which is that the overload of the word "hand," rather than serving to enflesh (or embody) the language by bringing weight, heaviness, meat to the concept on the page, instead serves to distance its meaning from its physicality. the word "hand" is not the motive but the tool of so many metaphors, is applied and used in so many situations, stands in for so many desires that its linkage to the meat of "hand" becomes no more than that of a reflection (which i guess is sophomorically obvious--this is the shit shakespeare was famous for, no? "mirror up to nature" and all that crap?) to the face it bounces back. shakespeare's verbalized "hand," however, becomes a complete body in has so many aspects that it gains depth, opacity, or equivalent things...

i get the feeling that the above is a load of derivative bullshit, but i'm finishing this bastard no matter how hard my gut cries out in mewly panic (couden: rambo of blogging).

scarry (and keep in mind i've barely begun the article) says that hardy works at embodying his characters in terms of the manner in which they physically interact with and imprint themselves upon the world. i think this corresponds with the linguistics-theorist-who-wasn't-saussure's idea of the icon, which as i understand it goes thus: you can call the bullet hole in the wall an icon because it's a clear indicator of a certain bullet--it communicates and symbolizes on a physical plane. and for some reason, reading the scarry account of how hardy manipulates narrative into including icons everywhere it goes--as she seems to be saying, how he can't let the interaction between human and world be ephemeral and how he therefore puts said interactions in terms of not just entwined imagery but flesh-contact--brings to mind the hands in romeo and juliet.

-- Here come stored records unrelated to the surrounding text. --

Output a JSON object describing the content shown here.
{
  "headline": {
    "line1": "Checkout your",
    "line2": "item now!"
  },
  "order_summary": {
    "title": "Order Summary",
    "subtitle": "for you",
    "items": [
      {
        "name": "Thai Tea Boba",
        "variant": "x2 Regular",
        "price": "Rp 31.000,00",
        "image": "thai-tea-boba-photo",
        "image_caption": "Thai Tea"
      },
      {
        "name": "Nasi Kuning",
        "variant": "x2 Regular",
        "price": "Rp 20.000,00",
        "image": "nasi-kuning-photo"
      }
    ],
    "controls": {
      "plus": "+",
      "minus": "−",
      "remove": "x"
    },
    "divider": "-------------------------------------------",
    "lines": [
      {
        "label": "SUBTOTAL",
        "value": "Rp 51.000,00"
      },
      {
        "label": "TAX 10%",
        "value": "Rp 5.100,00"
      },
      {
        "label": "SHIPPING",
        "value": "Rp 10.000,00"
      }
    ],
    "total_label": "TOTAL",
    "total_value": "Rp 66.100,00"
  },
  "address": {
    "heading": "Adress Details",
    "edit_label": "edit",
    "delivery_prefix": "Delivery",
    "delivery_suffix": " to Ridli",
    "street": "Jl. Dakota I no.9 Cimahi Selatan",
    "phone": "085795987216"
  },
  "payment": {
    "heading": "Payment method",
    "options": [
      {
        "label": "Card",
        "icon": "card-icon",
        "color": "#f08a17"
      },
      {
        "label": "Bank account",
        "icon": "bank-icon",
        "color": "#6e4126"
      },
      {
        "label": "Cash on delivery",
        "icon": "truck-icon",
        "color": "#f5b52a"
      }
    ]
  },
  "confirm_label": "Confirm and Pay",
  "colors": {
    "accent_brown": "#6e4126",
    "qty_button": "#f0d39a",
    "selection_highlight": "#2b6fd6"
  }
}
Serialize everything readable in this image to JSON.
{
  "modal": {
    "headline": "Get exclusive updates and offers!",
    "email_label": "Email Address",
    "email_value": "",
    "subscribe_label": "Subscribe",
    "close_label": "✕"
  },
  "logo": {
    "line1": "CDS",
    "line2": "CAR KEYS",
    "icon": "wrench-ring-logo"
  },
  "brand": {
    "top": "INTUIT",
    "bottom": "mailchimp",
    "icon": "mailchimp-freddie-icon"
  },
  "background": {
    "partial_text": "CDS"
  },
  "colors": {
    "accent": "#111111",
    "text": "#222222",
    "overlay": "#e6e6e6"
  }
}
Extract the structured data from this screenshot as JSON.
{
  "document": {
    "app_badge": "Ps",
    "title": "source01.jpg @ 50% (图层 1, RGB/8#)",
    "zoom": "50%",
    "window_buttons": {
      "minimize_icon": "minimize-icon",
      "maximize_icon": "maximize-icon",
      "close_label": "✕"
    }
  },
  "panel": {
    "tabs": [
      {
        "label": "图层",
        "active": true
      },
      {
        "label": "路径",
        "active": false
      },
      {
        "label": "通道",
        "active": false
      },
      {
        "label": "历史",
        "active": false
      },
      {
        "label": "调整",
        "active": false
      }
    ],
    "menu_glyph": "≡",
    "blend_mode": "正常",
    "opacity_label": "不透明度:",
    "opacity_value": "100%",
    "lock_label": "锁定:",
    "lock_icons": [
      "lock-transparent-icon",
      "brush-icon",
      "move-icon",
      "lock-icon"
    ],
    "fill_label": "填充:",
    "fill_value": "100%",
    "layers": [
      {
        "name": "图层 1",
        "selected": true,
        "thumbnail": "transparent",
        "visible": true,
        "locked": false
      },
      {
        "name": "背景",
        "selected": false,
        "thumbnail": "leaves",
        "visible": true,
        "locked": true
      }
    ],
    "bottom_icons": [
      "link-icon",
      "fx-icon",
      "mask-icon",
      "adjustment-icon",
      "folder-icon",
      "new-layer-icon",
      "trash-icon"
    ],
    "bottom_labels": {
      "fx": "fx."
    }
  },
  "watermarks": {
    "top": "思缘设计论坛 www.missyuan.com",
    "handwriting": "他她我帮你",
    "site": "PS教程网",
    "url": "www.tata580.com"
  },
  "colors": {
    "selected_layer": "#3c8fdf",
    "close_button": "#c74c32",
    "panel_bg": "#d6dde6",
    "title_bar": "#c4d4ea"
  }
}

i think it's the manner in which these two understandings are similar rather than the manner in which they're separate that makes this connection spark enough in my mind to be worth writing over... shakespeare puts hands to work. he extends them into a sort of linguic objecthood (man, i like making up my own words). this objecthood is made up of all the manners in which shakespeare works hands--literal, metaphorical, and, like, meta-metaphorical--all the angles from which he comes at them, until the idea of hand you have is completely disengaged from the flesh-hand, but at the same time almost as solid as a flesh-hand can be to a lacanian symbolic understanding... the icon, as i understand it (same ol' caveat, new direction), in being physical, gets into a messy territory, one in which the thing signified by the bullet hole could be not a bullet but the physicality of a gun, a moment in time, a sound, a smell--the physicality of a feeling. the fact that the bullet hole in the wall signifies all of these things makes it into an object much in the same vein as shakespeare's word-hand: floating above itself. hardy (if my understanding of scarry's reading is at all valid) and shakespeare are thereby walking down the same road in different shoes. hardy is taking the indeterminacy implicit in physical objects and interfacing it with the unapproachability of characters, how they look, how they appear, what they appear as. shakespeare is taking the overdeterminacy of the concept implicit to a word and splitting it up, atomizing it, relocating it in a new medium, without at all taking away any of its fleshly opacity--in both cases, in some way, they are dealing with the red and black, the interior of the body and of other things.

unless i'm wrong. because maybe that's just what i'm dealing with. and if i'm rome...